Barack Obama lost my vote today. I was never a rah-rah supporter, yet prior to the FISA bill vote today, I believed that I could suck it up and vote for whoever ended up being the eventual Democratic Party nominee. For the first time in my adult life, I’m faced with the unhappy prospect of staying home on November 4th.
Commentary By: Richard Blair
As a true, progressive Democrat, this is incredibly hard for me to write.
Since the start of the presidential election season, I’ve been quite clear that Barack Obama was not my first – or even second – choice as the presidential nominee for the Democratic Party. But I’ve been consistent in saying that I’d support the eventual nominee, whoever he or she might be.
That all changed today. Actually, I’ve become more and more uncomfortable with the now-presumptive nominee since the time that the primary season officially ended. Barack Obama has been tacking toward the center since the time that Hillary Clinton quit her challenge in the race. From Iraq, to the abortion issue, to the Telecom Immunity Act of 2008, I’ve watched closely as Obama has tried to grab some middle ground, and attempt to diffuse future criticism of him by the GOP as being “soft on terrorists” and not a heartland values type of guy.

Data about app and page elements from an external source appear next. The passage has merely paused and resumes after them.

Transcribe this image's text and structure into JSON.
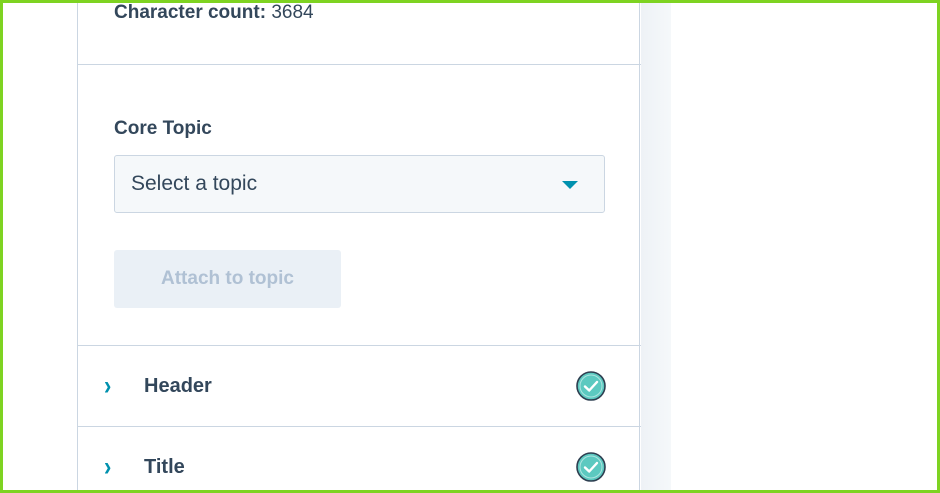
{
  "panel": {
    "character_count_label": "Character count:",
    "character_count_value": "3684"
  },
  "core_topic": {
    "label": "Core Topic",
    "selected_value": "Select a topic",
    "attach_button_label": "Attach to topic",
    "attach_button_enabled": false
  },
  "sections": [
    {
      "label": "Header",
      "status": "complete",
      "icon": "check-circle-icon"
    },
    {
      "label": "Title",
      "status": "complete",
      "icon": "check-circle-icon"
    }
  ],
  "colors": {
    "accent": "#0091ae",
    "text": "#33475b",
    "check_fill": "#5cc9c0",
    "frame": "#7ed321"
  }
}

Earlier today, ASZ’s good friend Brendan commented on a prior post that as an Obama supporter, he’s experiencing extreme “buyers regret”. I can understand that feeling on the part of many starry eyed Obama supporters who felt that he was (in essence) the second coming of John F. Kennedy.
Let me pose a hypothetical: would John F. Kennedy have voted for the FISA bill today had it come up during his time as Senator? Not a chance in hell. Kennedy was not averse to saber rattling against perceived enemies (see: Missile Crisis, Cuban), but he was also a staunch defender of the founding principles of this country. While JFK called a generation to a higher purpose (”Ask not what your country can do for you…”), he (and his brother, Robert, and his successor, LBJ) was a bulwark against the destruction of civil liberties that the likes of cross-dressing J. Edgar Hoover espoused.
Today, Barack Obama shed his skin; the skin that enticed so many people into believing that he did, in fact, support the United States Constitution, and in particular, the fourth amendment to same.
Why has he lost my vote? Quite simply: trust. If I can’t trust a self-described constitutional scholar to defend basic constitutional principles, even with a vote on the losing side of a constitutional issue, how can I trust him with (for example) future Supreme Court nominations? After today, I can’t.
I know that Obama’s FISA vote won’t mean a thing to his hard core supporters. They’ll make excuses the same way that George W. Bush’s sycophants make excuses for him. “Oh, he had to vote this way, or the GOP would paint him as soft on national security.”
NEWSFLASH: THE GOP IS GOING TO USE THAT PAINTBRUSH ANYWAY.
The FISA vote today made absolutely no difference in the GOP’s “weak on terror” mantra. That’s why it’s so hard to fathom Obama’s yea vote on the FISA bill. In fact, the GOP is already casting him as a flip-flopper on the issue: He was against warrentless wiretapping before he was for it. He was against telecom immunity before he was for it. So where does Barack Obama really stand?
I can see the TV commercials already, soto voice-over.